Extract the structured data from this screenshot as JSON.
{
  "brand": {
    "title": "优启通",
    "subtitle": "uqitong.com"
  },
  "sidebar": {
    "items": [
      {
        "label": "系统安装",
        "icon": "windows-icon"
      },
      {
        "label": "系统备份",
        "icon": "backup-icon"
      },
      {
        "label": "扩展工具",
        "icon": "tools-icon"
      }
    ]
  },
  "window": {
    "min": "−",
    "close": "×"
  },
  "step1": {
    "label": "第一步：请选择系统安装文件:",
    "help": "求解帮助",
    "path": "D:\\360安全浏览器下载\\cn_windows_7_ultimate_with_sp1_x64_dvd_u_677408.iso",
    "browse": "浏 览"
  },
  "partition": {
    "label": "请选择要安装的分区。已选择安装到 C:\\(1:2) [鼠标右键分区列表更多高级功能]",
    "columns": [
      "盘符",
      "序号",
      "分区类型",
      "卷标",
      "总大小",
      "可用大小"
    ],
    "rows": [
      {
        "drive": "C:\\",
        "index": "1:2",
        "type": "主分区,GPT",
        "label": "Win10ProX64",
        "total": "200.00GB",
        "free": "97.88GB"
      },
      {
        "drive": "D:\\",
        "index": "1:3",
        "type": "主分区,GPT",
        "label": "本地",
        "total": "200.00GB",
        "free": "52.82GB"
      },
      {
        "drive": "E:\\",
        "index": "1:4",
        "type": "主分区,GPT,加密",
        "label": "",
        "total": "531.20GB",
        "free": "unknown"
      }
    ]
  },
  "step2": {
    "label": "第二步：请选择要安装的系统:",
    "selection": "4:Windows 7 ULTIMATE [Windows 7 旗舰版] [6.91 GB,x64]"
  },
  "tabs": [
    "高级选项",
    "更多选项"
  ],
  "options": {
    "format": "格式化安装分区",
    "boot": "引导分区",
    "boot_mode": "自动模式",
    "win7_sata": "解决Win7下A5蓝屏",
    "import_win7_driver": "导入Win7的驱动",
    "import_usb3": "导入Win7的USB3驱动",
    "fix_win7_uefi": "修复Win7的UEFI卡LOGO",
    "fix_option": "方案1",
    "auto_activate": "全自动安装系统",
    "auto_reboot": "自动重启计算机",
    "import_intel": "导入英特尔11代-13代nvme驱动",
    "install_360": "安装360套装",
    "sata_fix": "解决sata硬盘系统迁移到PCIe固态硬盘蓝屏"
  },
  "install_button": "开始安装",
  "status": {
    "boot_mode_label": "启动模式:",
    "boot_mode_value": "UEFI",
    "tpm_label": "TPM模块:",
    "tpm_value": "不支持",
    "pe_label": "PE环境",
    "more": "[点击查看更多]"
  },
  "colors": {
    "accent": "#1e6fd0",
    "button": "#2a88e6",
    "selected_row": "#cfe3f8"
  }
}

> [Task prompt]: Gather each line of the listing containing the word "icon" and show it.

> [The answer]:
        "icon": "windows-icon"
        "icon": "backup-icon"
        "icon": "tools-icon"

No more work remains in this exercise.